| Requirement |
Exactly as they stand, set down the following records once more.

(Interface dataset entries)
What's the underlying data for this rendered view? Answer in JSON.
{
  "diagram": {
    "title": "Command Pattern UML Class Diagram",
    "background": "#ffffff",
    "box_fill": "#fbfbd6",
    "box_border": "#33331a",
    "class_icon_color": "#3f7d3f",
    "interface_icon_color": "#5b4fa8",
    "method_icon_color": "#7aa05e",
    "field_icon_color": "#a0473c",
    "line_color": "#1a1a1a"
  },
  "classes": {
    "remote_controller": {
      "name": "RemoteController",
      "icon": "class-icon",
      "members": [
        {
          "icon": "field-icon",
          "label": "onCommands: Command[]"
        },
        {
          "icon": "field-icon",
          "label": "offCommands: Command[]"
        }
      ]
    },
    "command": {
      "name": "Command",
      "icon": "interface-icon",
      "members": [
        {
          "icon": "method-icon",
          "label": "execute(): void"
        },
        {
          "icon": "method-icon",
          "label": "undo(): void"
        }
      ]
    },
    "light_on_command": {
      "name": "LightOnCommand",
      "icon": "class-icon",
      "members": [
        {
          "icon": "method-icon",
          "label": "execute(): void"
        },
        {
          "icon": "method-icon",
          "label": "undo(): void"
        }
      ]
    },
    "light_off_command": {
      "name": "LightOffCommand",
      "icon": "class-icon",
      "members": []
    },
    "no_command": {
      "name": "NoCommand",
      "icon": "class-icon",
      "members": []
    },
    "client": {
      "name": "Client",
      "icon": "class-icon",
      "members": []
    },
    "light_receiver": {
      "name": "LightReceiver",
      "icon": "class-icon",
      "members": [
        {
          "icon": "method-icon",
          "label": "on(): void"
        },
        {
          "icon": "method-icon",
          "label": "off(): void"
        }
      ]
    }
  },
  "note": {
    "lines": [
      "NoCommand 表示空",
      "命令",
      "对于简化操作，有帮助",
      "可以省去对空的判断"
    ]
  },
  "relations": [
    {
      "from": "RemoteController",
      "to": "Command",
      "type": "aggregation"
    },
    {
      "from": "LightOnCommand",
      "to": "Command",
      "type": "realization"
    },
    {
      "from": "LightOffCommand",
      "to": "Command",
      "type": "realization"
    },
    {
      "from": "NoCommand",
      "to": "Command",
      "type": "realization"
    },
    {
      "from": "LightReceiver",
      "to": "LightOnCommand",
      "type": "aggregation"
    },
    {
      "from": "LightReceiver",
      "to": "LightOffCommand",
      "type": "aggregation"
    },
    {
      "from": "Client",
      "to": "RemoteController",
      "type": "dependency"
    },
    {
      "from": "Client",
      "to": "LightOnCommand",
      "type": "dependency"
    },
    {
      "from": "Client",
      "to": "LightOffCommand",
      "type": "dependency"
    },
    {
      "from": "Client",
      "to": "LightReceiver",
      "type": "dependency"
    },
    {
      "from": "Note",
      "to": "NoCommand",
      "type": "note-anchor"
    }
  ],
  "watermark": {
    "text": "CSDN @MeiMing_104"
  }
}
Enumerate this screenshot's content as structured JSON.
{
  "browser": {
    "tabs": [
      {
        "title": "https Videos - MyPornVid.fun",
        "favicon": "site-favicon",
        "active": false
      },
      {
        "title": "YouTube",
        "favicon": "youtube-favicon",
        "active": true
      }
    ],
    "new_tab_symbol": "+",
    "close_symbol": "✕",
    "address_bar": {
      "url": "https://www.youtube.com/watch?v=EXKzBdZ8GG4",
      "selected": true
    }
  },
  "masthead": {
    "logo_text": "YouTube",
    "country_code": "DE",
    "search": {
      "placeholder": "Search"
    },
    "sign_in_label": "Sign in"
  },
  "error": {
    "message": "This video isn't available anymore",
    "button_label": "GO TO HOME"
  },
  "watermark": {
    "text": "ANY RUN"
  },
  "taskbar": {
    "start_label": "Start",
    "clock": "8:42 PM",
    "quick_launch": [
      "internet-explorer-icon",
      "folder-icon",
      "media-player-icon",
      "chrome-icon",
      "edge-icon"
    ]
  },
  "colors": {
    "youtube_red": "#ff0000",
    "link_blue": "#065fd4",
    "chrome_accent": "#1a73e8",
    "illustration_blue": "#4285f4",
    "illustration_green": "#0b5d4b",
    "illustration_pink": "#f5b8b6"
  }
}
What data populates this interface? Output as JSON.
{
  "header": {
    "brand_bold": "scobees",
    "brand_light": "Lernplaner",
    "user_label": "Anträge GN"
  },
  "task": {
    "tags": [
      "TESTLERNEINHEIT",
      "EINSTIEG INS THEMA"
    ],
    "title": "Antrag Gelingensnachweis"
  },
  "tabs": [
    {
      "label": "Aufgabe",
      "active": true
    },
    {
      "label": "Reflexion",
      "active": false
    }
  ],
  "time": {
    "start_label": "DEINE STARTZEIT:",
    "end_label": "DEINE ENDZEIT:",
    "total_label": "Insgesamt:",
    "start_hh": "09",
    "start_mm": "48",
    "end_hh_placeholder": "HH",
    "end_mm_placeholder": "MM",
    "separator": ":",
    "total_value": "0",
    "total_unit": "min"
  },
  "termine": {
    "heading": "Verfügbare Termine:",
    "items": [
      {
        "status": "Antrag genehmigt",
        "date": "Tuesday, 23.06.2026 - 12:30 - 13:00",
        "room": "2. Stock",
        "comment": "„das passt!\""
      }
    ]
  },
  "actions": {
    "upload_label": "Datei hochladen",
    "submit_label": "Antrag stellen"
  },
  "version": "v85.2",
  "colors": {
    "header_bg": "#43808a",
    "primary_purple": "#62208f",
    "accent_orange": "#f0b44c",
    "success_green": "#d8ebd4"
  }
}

| Task answer |
What's the underlying data for this rendered view? Answer in JSON.
{
  "diagram": {
    "title": "Command Pattern UML Class Diagram",
    "background": "#ffffff",
    "box_fill": "#fbfbd6",
    "box_border": "#33331a",
    "class_icon_color": "#3f7d3f",
    "interface_icon_color": "#5b4fa8",
    "method_icon_color": "#7aa05e",
    "field_icon_color": "#a0473c",
    "line_color": "#1a1a1a"
  },
  "classes": {
    "remote_controller": {
      "name": "RemoteController",
      "icon": "class-icon",
      "members": [
        {
          "icon": "field-icon",
          "label": "onCommands: Command[]"
        },
        {
          "icon": "field-icon",
          "label": "offCommands: Command[]"
        }
      ]
    },
    "command": {
      "name": "Command",
      "icon": "interface-icon",
      "members": [
        {
          "icon": "method-icon",
          "label": "execute(): void"
        },
        {
          "icon": "method-icon",
          "label": "undo(): void"
        }
      ]
    },
    "light_on_command": {
      "name": "LightOnCommand",
      "icon": "class-icon",
      "members": [
        {
          "icon": "method-icon",
          "label": "execute(): void"
        },
        {
          "icon": "method-icon",
          "label": "undo(): void"
        }
      ]
    },
    "light_off_command": {
      "name": "LightOffCommand",
      "icon": "class-icon",
      "members": []
    },
    "no_command": {
      "name": "NoCommand",
      "icon": "class-icon",
      "members": []
    },
    "client": {
      "name": "Client",
      "icon": "class-icon",
      "members": []
    },
    "light_receiver": {
      "name": "LightReceiver",
      "icon": "class-icon",
      "members": [
        {
          "icon": "method-icon",
          "label": "on(): void"
        },
        {
          "icon": "method-icon",
          "label": "off(): void"
        }
      ]
    }
  },
  "note": {
    "lines": [
      "NoCommand 表示空",
      "命令",
      "对于简化操作，有帮助",
      "可以省去对空的判断"
    ]
  },
  "relations": [
    {
      "from": "RemoteController",
      "to": "Command",
      "type": "aggregation"
    },
    {
      "from": "LightOnCommand",
      "to": "Command",
      "type": "realization"
    },
    {
      "from": "LightOffCommand",
      "to": "Command",
      "type": "realization"
    },
    {
      "from": "NoCommand",
      "to": "Command",
      "type": "realization"
    },
    {
      "from": "LightReceiver",
      "to": "LightOnCommand",
      "type": "aggregation"
    },
    {
      "from": "LightReceiver",
      "to": "LightOffCommand",
      "type": "aggregation"
    },
    {
      "from": "Client",
      "to": "RemoteController",
      "type": "dependency"
    },
    {
      "from": "Client",
      "to": "LightOnCommand",
      "type": "dependency"
    },
    {
      "from": "Client",
      "to": "LightOffCommand",
      "type": "dependency"
    },
    {
      "from": "Client",
      "to": "LightReceiver",
      "type": "dependency"
    },
    {
      "from": "Note",
      "to": "NoCommand",
      "type": "note-anchor"
    }
  ],
  "watermark": {
    "text": "CSDN @MeiMing_104"
  }
}
Enumerate this screenshot's content as structured JSON.
{
  "browser": {
    "tabs": [
      {
        "title": "https Videos - MyPornVid.fun",
        "favicon": "site-favicon",
        "active": false
      },
      {
        "title": "YouTube",
        "favicon": "youtube-favicon",
        "active": true
      }
    ],
    "new_tab_symbol": "+",
    "close_symbol": "✕",
    "address_bar": {
      "url": "https://www.youtube.com/watch?v=EXKzBdZ8GG4",
      "selected": true
    }
  },
  "masthead": {
    "logo_text": "YouTube",
    "country_code": "DE",
    "search": {
      "placeholder": "Search"
    },
    "sign_in_label": "Sign in"
  },
  "error": {
    "message": "This video isn't available anymore",
    "button_label": "GO TO HOME"
  },
  "watermark": {
    "text": "ANY RUN"
  },
  "taskbar": {
    "start_label": "Start",
    "clock": "8:42 PM",
    "quick_launch": [
      "internet-explorer-icon",
      "folder-icon",
      "media-player-icon",
      "chrome-icon",
      "edge-icon"
    ]
  },
  "colors": {
    "youtube_red": "#ff0000",
    "link_blue": "#065fd4",
    "chrome_accent": "#1a73e8",
    "illustration_blue": "#4285f4",
    "illustration_green": "#0b5d4b",
    "illustration_pink": "#f5b8b6"
  }
}
What data populates this interface? Output as JSON.
{
  "header": {
    "brand_bold": "scobees",
    "brand_light": "Lernplaner",
    "user_label": "Anträge GN"
  },
  "task": {
    "tags": [
      "TESTLERNEINHEIT",
      "EINSTIEG INS THEMA"
    ],
    "title": "Antrag Gelingensnachweis"
  },
  "tabs": [
    {
      "label": "Aufgabe",
      "active": true
    },
    {
      "label": "Reflexion",
      "active": false
    }
  ],
  "time": {
    "start_label": "DEINE STARTZEIT:",
    "end_label": "DEINE ENDZEIT:",
    "total_label": "Insgesamt:",
    "start_hh": "09",
    "start_mm": "48",
    "end_hh_placeholder": "HH",
    "end_mm_placeholder": "MM",
    "separator": ":",
    "total_value": "0",
    "total_unit": "min"
  },
  "termine": {
    "heading": "Verfügbare Termine:",
    "items": [
      {
        "status": "Antrag genehmigt",
        "date": "Tuesday, 23.06.2026 - 12:30 - 13:00",
        "room": "2. Stock",
        "comment": "„das passt!\""
      }
    ]
  },
  "actions": {
    "upload_label": "Datei hochladen",
    "submit_label": "Antrag stellen"
  },
  "version": "v85.2",
  "colors": {
    "header_bg": "#43808a",
    "primary_purple": "#62208f",
    "accent_orange": "#f0b44c",
    "success_green": "#d8ebd4"
  }
}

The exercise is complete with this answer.